**Work instruction**
Below are some records. Print all of them exactly as they appear.

**The records**
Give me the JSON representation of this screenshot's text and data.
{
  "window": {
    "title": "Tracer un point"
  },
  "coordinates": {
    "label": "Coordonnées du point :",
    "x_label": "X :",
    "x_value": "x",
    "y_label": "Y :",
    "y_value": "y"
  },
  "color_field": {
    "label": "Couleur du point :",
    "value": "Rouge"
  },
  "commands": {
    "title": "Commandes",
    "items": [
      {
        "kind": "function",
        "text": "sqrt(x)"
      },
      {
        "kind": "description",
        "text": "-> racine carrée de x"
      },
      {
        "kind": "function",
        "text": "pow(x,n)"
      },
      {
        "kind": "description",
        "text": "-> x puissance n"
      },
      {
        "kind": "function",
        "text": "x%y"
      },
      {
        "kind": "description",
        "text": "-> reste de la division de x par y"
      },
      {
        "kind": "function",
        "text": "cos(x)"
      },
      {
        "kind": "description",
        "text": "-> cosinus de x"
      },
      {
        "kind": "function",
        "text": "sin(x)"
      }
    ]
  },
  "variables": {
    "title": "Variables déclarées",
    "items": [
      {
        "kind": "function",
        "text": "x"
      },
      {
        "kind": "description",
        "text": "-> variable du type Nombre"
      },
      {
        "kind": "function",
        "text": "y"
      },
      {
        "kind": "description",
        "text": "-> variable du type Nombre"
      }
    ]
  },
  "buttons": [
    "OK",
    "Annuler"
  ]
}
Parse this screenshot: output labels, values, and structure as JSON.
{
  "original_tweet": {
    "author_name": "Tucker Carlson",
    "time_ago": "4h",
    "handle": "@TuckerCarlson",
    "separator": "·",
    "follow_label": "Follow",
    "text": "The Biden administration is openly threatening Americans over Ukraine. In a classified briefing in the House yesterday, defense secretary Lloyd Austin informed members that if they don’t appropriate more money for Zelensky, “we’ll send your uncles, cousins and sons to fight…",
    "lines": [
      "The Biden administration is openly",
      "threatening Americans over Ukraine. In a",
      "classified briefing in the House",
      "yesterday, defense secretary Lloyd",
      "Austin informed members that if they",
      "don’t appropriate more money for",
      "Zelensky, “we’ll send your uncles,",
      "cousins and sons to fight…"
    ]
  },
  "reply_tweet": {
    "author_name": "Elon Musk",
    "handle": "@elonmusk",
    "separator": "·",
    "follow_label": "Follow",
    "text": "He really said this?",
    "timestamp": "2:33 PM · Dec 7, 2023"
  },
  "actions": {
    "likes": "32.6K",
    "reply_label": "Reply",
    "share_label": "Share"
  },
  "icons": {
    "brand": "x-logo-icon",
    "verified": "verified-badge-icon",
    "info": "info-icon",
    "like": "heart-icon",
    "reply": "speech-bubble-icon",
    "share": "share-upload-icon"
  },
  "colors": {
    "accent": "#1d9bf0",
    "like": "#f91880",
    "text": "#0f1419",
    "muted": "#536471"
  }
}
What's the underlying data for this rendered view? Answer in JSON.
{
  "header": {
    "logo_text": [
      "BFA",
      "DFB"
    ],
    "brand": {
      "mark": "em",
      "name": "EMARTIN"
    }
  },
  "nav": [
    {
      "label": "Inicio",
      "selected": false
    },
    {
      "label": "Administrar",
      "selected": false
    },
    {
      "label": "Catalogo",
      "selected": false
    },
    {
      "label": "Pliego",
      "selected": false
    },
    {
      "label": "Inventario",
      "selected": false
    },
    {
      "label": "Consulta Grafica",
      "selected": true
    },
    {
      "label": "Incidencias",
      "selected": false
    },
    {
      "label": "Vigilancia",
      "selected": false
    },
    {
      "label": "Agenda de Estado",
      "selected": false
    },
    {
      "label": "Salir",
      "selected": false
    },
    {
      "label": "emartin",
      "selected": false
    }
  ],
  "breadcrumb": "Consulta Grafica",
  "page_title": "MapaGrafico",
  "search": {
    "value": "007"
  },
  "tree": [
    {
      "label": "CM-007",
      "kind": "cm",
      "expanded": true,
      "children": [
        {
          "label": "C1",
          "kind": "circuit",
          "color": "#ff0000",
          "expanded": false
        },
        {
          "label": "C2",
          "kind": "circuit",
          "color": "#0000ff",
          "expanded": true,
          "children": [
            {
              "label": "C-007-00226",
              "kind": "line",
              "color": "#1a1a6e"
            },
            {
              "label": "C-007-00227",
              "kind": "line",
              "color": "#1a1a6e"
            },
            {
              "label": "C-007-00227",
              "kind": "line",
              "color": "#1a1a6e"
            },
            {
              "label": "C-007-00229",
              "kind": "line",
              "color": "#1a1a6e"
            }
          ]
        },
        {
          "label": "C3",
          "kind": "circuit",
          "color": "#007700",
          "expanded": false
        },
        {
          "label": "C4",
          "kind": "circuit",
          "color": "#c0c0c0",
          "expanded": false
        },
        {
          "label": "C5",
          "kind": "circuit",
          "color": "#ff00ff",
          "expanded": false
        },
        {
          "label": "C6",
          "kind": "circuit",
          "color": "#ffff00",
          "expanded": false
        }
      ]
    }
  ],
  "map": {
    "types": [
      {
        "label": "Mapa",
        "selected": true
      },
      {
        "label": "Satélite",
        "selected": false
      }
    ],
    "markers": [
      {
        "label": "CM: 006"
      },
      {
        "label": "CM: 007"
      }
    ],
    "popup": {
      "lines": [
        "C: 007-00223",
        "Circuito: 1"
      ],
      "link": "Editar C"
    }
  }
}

**Task output**
Give me the JSON representation of this screenshot's text and data.
{
  "window": {
    "title": "Tracer un point"
  },
  "coordinates": {
    "label": "Coordonnées du point :",
    "x_label": "X :",
    "x_value": "x",
    "y_label": "Y :",
    "y_value": "y"
  },
  "color_field": {
    "label": "Couleur du point :",
    "value": "Rouge"
  },
  "commands": {
    "title": "Commandes",
    "items": [
      {
        "kind": "function",
        "text": "sqrt(x)"
      },
      {
        "kind": "description",
        "text": "-> racine carrée de x"
      },
      {
        "kind": "function",
        "text": "pow(x,n)"
      },
      {
        "kind": "description",
        "text": "-> x puissance n"
      },
      {
        "kind": "function",
        "text": "x%y"
      },
      {
        "kind": "description",
        "text": "-> reste de la division de x par y"
      },
      {
        "kind": "function",
        "text": "cos(x)"
      },
      {
        "kind": "description",
        "text": "-> cosinus de x"
      },
      {
        "kind": "function",
        "text": "sin(x)"
      }
    ]
  },
  "variables": {
    "title": "Variables déclarées",
    "items": [
      {
        "kind": "function",
        "text": "x"
      },
      {
        "kind": "description",
        "text": "-> variable du type Nombre"
      },
      {
        "kind": "function",
        "text": "y"
      },
      {
        "kind": "description",
        "text": "-> variable du type Nombre"
      }
    ]
  },
  "buttons": [
    "OK",
    "Annuler"
  ]
}
Parse this screenshot: output labels, values, and structure as JSON.
{
  "original_tweet": {
    "author_name": "Tucker Carlson",
    "time_ago": "4h",
    "handle": "@TuckerCarlson",
    "separator": "·",
    "follow_label": "Follow",
    "text": "The Biden administration is openly threatening Americans over Ukraine. In a classified briefing in the House yesterday, defense secretary Lloyd Austin informed members that if they don’t appropriate more money for Zelensky, “we’ll send your uncles, cousins and sons to fight…",
    "lines": [
      "The Biden administration is openly",
      "threatening Americans over Ukraine. In a",
      "classified briefing in the House",
      "yesterday, defense secretary Lloyd",
      "Austin informed members that if they",
      "don’t appropriate more money for",
      "Zelensky, “we’ll send your uncles,",
      "cousins and sons to fight…"
    ]
  },
  "reply_tweet": {
    "author_name": "Elon Musk",
    "handle": "@elonmusk",
    "separator": "·",
    "follow_label": "Follow",
    "text": "He really said this?",
    "timestamp": "2:33 PM · Dec 7, 2023"
  },
  "actions": {
    "likes": "32.6K",
    "reply_label": "Reply",
    "share_label": "Share"
  },
  "icons": {
    "brand": "x-logo-icon",
    "verified": "verified-badge-icon",
    "info": "info-icon",
    "like": "heart-icon",
    "reply": "speech-bubble-icon",
    "share": "share-upload-icon"
  },
  "colors": {
    "accent": "#1d9bf0",
    "like": "#f91880",
    "text": "#0f1419",
    "muted": "#536471"
  }
}
What's the underlying data for this rendered view? Answer in JSON.
{
  "header": {
    "logo_text": [
      "BFA",
      "DFB"
    ],
    "brand": {
      "mark": "em",
      "name": "EMARTIN"
    }
  },
  "nav": [
    {
      "label": "Inicio",
      "selected": false
    },
    {
      "label": "Administrar",
      "selected": false
    },
    {
      "label": "Catalogo",
      "selected": false
    },
    {
      "label": "Pliego",
      "selected": false
    },
    {
      "label": "Inventario",
      "selected": false
    },
    {
      "label": "Consulta Grafica",
      "selected": true
    },
    {
      "label": "Incidencias",
      "selected": false
    },
    {
      "label": "Vigilancia",
      "selected": false
    },
    {
      "label": "Agenda de Estado",
      "selected": false
    },
    {
      "label": "Salir",
      "selected": false
    },
    {
      "label": "emartin",
      "selected": false
    }
  ],
  "breadcrumb": "Consulta Grafica",
  "page_title": "MapaGrafico",
  "search": {
    "value": "007"
  },
  "tree": [
    {
      "label": "CM-007",
      "kind": "cm",
      "expanded": true,
      "children": [
        {
          "label": "C1",
          "kind": "circuit",
          "color": "#ff0000",
          "expanded": false
        },
        {
          "label": "C2",
          "kind": "circuit",
          "color": "#0000ff",
          "expanded": true,
          "children": [
            {
              "label": "C-007-00226",
              "kind": "line",
              "color": "#1a1a6e"
            },
            {
              "label": "C-007-00227",
              "kind": "line",
              "color": "#1a1a6e"
            },
            {
              "label": "C-007-00227",
              "kind": "line",
              "color": "#1a1a6e"
            },
            {
              "label": "C-007-00229",
              "kind": "line",
              "color": "#1a1a6e"
            }
          ]
        },
        {
          "label": "C3",
          "kind": "circuit",
          "color": "#007700",
          "expanded": false
        },
        {
          "label": "C4",
          "kind": "circuit",
          "color": "#c0c0c0",
          "expanded": false
        },
        {
          "label": "C5",
          "kind": "circuit",
          "color": "#ff00ff",
          "expanded": false
        },
        {
          "label": "C6",
          "kind": "circuit",
          "color": "#ffff00",
          "expanded": false
        }
      ]
    }
  ],
  "map": {
    "types": [
      {
        "label": "Mapa",
        "selected": true
      },
      {
        "label": "Satélite",
        "selected": false
      }
    ],
    "markers": [
      {
        "label": "CM: 006"
      },
      {
        "label": "CM: 007"
      }
    ],
    "popup": {
      "lines": [
        "C: 007-00223",
        "Circuito: 1"
      ],
      "link": "Editar C"
    }
  }
}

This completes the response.